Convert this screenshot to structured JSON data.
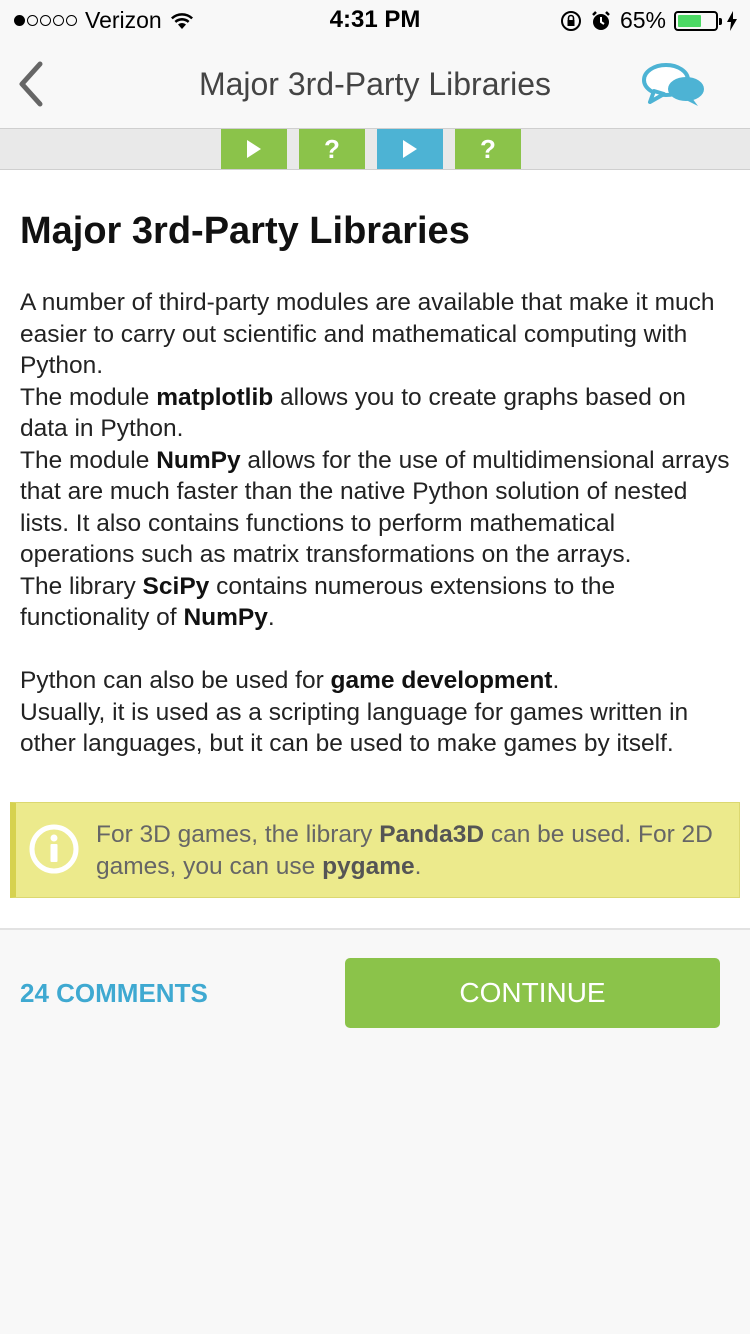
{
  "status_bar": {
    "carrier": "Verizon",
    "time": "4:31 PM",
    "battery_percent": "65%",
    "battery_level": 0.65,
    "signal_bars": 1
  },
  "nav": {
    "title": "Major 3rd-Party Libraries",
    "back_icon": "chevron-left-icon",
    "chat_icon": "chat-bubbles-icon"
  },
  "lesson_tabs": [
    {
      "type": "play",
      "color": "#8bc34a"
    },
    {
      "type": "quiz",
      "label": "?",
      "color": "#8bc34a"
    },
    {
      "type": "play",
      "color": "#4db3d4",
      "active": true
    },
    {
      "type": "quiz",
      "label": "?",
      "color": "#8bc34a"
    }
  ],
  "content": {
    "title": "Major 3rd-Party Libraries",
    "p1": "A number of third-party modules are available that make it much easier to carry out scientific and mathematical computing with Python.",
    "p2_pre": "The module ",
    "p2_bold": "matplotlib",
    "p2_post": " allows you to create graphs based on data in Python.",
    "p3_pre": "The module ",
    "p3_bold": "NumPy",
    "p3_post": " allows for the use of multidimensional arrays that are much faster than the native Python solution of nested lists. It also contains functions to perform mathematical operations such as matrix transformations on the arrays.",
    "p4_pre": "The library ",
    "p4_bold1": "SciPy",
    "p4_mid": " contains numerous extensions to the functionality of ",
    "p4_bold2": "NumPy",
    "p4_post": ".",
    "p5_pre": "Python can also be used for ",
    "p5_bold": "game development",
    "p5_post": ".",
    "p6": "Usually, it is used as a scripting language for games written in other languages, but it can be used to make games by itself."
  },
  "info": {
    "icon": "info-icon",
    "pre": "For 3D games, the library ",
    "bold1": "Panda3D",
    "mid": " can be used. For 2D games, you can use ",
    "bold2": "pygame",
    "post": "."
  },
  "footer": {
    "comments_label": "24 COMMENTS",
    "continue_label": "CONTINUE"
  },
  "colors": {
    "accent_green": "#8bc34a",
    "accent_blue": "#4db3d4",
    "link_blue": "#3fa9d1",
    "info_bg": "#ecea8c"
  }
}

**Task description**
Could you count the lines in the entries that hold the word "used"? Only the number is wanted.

**Solution**
3